If you use a swamp cooler, you are probably happy with the lower electrical bills. As I’ve said before, swamp coolers are simple machines, but you can’t just plug them in and forget about them. They will need occasional maintenance.
So when do you know it’s time to replace the cooler pads? Well, that isn’t such an easy question to answer. If you see scale building up on the surface of the pads, it’s a good time to replace them. As water evaporates, what is left behind is the salts that accumulate in the water. You will see many water pumps that will have a bleed outlet to pump out a small amount of water while the pump is running. As water is slowly pumped out, the float drops to a level that allows fresh water to refill the basin. This minimizes the scale that builds up in the cooler (and will help your pads last all season). If you don’t have water in the basin automatically pumped out, you can remove the drain tube and manually drain out a few gallons of water every few days, or oven weekly.
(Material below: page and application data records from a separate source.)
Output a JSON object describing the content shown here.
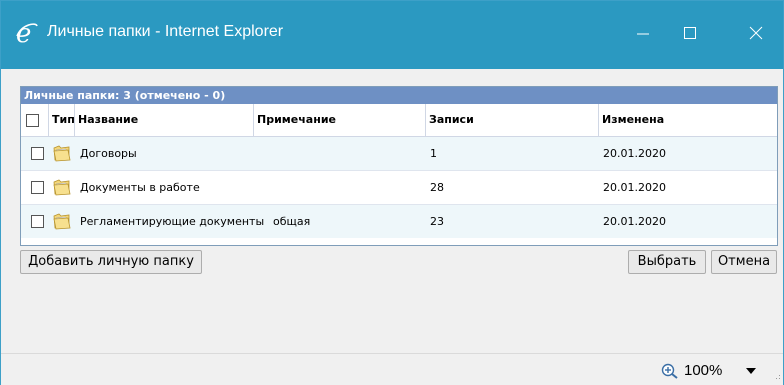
{
  "window": {
    "title": "Личные папки - Internet Explorer",
    "accent_color": "#2b99c1",
    "icons": {
      "logo": "ie-logo-icon",
      "minimize": "minimize-icon",
      "maximize": "maximize-icon",
      "close": "close-icon"
    }
  },
  "grid": {
    "caption": "Личные папки: 3 (отмечено - 0)",
    "caption_color": "#6e90c4",
    "columns": {
      "type": "Тип",
      "name": "Название",
      "note": "Примечание",
      "records": "Записи",
      "modified": "Изменена"
    },
    "rows": [
      {
        "name": "Договоры",
        "note": "",
        "records": "1",
        "modified": "20.01.2020",
        "checked": false,
        "icon": "folder-icon"
      },
      {
        "name": "Документы в работе",
        "note": "",
        "records": "28",
        "modified": "20.01.2020",
        "checked": false,
        "icon": "folder-icon"
      },
      {
        "name": "Регламентирующие документы",
        "note": "общая",
        "records": "23",
        "modified": "20.01.2020",
        "checked": false,
        "icon": "folder-icon"
      }
    ]
  },
  "buttons": {
    "add": "Добавить личную папку",
    "select": "Выбрать",
    "cancel": "Отмена"
  },
  "statusbar": {
    "zoom": "100%",
    "icons": {
      "zoom": "zoom-in-icon",
      "dropdown": "chevron-down-icon"
    }
  }
}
Over time you may notice that the temperature of the air may not be what is used to be. So go remove a panel and take a look inside. If your pads are covered in white scale and are hard as rocks, it may help to replace the pads.